  2. Your best time estimate for when the car was stolen
  3. Year, make, model, and color of the car
  4. Your car’s license plate
  5. The police report number and department where the report was filed

Most car insurers require a waiting period before paying out on claims for stolen cars or will pay out the claim over a period of time, according to CarInsurance.com. This period allows police time to do their work to recover the stolen vehicle.

If a vehicle is recovered after a claim is paid out, you’ll have to discuss with your insurer the terms for getting it back . That’s because it’s the car insurance company who gets the vehicle title after paying out on such claims. In essence, they own the vehicle after paying the claim.

Late last year, an 84-year-old man’s antique Ford Model A was recovered in Delaware after it was stolen more than a decade ago. But since the insurer already paid the claim on the car, it belonged to the insurer, an insurance company spokesman told Lancaster Online.

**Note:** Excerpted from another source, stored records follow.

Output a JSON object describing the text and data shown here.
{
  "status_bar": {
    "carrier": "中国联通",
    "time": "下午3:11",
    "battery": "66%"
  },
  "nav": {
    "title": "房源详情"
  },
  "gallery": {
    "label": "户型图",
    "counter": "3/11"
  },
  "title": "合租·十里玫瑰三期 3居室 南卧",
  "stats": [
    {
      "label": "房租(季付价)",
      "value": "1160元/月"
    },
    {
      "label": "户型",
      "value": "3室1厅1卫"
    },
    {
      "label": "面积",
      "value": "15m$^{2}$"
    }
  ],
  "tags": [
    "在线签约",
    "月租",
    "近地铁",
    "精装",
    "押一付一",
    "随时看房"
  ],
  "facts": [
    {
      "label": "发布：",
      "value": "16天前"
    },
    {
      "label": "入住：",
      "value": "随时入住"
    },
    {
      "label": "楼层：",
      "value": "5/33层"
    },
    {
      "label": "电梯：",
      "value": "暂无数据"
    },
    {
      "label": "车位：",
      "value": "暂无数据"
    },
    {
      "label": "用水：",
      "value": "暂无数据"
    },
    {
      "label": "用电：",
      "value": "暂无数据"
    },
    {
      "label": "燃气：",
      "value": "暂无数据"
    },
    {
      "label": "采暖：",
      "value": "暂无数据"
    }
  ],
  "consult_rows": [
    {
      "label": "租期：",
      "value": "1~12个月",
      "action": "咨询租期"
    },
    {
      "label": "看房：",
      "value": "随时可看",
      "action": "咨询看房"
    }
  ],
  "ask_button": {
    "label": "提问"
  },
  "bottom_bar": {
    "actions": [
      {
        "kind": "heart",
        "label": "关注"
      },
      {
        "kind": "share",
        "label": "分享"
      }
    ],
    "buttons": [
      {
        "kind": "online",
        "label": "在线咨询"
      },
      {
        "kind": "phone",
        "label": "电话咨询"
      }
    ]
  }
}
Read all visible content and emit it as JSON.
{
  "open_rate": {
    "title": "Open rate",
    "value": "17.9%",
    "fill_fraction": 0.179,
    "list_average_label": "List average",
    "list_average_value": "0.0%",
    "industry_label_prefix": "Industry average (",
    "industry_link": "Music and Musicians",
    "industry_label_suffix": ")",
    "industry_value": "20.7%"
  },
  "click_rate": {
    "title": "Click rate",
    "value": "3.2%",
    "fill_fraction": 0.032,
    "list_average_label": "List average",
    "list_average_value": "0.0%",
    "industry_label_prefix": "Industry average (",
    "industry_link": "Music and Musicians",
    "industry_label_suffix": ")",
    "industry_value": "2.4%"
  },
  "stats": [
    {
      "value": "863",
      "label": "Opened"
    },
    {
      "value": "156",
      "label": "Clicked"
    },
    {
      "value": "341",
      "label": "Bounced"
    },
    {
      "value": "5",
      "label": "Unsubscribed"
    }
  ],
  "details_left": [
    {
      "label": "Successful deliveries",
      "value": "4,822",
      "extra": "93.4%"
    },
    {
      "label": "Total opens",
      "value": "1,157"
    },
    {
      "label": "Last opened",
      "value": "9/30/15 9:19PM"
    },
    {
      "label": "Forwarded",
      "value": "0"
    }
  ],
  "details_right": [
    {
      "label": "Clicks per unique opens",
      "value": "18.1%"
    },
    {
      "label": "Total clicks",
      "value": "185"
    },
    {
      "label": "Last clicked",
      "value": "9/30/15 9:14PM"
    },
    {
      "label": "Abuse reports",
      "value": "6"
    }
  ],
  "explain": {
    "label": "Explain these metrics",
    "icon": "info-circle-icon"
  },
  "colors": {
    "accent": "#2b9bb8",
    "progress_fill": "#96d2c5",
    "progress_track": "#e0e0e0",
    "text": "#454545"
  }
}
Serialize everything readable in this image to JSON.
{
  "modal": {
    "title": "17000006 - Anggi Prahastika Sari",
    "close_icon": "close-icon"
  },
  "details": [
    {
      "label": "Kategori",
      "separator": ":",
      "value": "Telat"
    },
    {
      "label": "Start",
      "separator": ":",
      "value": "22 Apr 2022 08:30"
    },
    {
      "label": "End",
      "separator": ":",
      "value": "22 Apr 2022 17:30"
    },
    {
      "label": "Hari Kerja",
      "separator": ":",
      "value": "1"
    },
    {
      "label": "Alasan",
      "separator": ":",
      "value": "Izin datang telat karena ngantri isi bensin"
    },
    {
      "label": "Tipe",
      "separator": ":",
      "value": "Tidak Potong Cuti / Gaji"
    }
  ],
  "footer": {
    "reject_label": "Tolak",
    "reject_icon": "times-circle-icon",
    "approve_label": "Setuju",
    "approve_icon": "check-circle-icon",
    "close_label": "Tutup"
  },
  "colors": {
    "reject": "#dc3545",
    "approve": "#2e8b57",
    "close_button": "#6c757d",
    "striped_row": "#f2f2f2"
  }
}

The man ultimately told the publication he didn’t want to try to get the car back since it would have required him to get a new title on it.

In a similar case with different ending, a Detroit man recently got his 1979 Corvette back after reporting it stolen in 1981. According to the Detroit Free Press, the man said his insurer never paid on his claim, so he got his beloved silver sports car back when police recovered it in June in Mississippi.

Can I Get a Discount for Anti-Theft Devices?

The short answer: most likely yes.

Some exceptions: the availability and size of those discounts varies, and discounts typically apply only to your comprehensive coverage.

GEICO says it offers up to a 25 percent discount.

Allstate says it offers up to a 10 percent discount.

Esurance says it offers between a 5 and 25 percent discount.

In these states, auto insurers are required by law to discount comprehensive coverage prices for vehicles with anti-theft devices, according to the National Association of Insurance Commissioners (NAIC):

  • Florida
  • Illinois
  • Kentucky
  • Louisiana
  • Massachusetts
  • Minnesota
  • New Mexico
  • Pennsylvania
  • Rhode Island

Tune In for More

This month, which is Auto Theft Awareness Month, Online Auto Insurance will delve into stats and numbers about vehicle theft and bring you details on the most stolen car models and the states where they’re most stolen.

Last Week : How to Protect Yourself Against Car Theft

Next Week: The Most Stolen SUVs/CUVs

Week of July 21: Most Stolen Compacts/Subcompacts

Week of July 28: Most Stolen Sporty Vehicles